- Patty Pan varieties are saucer-shaded with scalloped edges and may be shades of green, white, or yellow; they have slightly denser flesh.
- Check seed packets and catalog descriptions for colors and shapes as well as for disease resistance and low-water requirements.
- Amend soil with compost before planting. Squash is a heavy feeder that benefits from sidedressing with more compost or light applications of fertilizer during the growing season.
- Avoid excess nitrogen that causes unwanted leafy growth, lowers fruiting, and attracts insects to lush foliage. An organic phosphorus fertilizer will promote fruiting.
- Direct sow May-August or start seeds indoors 4 weeks earlier.
- Plant 4-6 seeds in a hill (slight mound) in warm, moist soil. Thin to the strongest 2-3 seedlings after the first 2 sets of true leaves appear. Fruit production of squashes is usually prolific.
- Provide regular, even watering to avoid blossom end rot, an affliction that also can affect tomatoes. Allow soil surface to dry between waterings but maintain moisture to 12 in. deep.
- Be prepared to augment calcium content of soil in the future if end rot appears and maintaining soil moisture does not solve the problem.
- Wait until morning If leaves look wilted in hot afternoons to see if plants perk up. It is common for large-leaved vegetables to wilt a little in afternoon sun. Check soil moisture before watering.
- Watch for powdery mildew on foliage and remove any infected debris. This disease is more prevalent in warm, dry inland areas than near the coast. Some varieties are resistant.
- Stay alert for presence of bees if you have blossoms and no fruit. In the absence of a healthy bee population, hand pollination may be needed. Use a cotton swab to carefully transfer pollen from a newly opened male flower to female flowers. (Male flowers have narrow stems, form earlier, and appear lower on vines; female flowers are swollen at the base).

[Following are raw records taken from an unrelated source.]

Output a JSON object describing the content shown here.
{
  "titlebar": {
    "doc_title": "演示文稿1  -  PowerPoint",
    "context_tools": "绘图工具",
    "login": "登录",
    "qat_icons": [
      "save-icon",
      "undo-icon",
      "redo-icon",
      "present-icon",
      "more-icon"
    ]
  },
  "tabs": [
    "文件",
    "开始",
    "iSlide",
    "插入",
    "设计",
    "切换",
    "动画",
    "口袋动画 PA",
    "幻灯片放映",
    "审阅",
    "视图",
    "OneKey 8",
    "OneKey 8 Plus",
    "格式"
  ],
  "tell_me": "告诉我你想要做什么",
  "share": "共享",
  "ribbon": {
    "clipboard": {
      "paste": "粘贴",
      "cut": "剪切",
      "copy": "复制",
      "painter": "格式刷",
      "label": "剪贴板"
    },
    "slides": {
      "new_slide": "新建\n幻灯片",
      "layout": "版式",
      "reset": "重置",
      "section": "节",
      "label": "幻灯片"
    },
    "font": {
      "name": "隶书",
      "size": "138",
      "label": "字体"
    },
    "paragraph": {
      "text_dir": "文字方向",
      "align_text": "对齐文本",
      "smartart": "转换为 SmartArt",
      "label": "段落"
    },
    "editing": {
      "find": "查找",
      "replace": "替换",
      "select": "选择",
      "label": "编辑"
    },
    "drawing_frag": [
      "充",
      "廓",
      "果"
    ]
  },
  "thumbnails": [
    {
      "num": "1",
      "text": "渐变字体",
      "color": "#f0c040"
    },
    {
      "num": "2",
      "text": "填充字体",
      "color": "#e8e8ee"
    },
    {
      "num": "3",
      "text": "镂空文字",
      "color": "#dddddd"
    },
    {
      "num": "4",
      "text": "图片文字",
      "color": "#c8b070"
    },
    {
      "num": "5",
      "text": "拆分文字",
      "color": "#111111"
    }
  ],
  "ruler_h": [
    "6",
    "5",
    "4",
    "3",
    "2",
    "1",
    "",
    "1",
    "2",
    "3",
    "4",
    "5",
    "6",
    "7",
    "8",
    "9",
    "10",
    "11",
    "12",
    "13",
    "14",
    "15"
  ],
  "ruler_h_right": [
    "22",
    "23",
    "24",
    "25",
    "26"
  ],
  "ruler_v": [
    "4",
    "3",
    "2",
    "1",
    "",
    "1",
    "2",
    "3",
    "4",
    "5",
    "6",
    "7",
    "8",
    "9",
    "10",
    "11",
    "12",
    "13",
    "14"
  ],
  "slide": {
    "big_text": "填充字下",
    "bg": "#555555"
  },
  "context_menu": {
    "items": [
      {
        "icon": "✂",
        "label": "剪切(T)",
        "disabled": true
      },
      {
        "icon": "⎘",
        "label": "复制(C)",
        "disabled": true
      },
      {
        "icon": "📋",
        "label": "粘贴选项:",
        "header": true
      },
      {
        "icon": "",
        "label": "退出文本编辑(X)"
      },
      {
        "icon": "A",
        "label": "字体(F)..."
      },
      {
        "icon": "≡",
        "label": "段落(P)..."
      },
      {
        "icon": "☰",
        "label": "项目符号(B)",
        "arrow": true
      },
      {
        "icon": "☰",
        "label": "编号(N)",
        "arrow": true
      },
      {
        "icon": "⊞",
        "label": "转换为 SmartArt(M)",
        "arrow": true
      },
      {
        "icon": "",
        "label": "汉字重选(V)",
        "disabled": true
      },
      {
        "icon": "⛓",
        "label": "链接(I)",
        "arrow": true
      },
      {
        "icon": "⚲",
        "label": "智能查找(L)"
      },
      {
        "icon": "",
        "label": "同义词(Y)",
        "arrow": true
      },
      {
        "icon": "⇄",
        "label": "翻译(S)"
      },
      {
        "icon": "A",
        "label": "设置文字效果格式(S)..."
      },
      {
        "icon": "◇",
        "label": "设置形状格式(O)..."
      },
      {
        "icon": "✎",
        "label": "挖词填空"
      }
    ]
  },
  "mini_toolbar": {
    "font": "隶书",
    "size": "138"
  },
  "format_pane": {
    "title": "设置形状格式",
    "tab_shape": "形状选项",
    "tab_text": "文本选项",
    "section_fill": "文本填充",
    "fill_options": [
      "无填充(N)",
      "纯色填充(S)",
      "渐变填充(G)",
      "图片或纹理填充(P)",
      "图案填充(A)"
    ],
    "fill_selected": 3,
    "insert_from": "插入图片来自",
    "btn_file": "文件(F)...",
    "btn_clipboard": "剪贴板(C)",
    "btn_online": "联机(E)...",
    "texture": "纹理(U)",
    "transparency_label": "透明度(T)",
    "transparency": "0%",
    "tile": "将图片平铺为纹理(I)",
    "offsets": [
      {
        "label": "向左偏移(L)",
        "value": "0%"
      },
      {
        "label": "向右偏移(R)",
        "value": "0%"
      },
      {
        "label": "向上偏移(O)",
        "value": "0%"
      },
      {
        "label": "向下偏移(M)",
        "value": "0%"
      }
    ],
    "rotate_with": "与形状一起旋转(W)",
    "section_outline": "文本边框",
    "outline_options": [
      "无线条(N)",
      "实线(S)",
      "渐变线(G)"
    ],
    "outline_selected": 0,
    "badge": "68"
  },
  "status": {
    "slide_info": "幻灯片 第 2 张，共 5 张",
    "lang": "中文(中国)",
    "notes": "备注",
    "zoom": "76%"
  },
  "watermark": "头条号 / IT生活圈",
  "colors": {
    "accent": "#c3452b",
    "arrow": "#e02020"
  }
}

- Watch for cucumber beetles and squash bugs or prevent them by using row covers when plants are very young; check regularly to be sure that none are trapped underneath netting. Handpick bugs and destroy any eggs on the undersides of leaves.
- Remove row covers when flower formation begins so that bees can begin pollination.
- Harvest zucchini, straightneck, zephyr, and crookneck varieties when they reach 4-7 in. long, pattypan at 3-4 in.; or any variety when smaller to use as miniature vegetables.
- Sonoma County Master Gardener Vegetable Planting Summary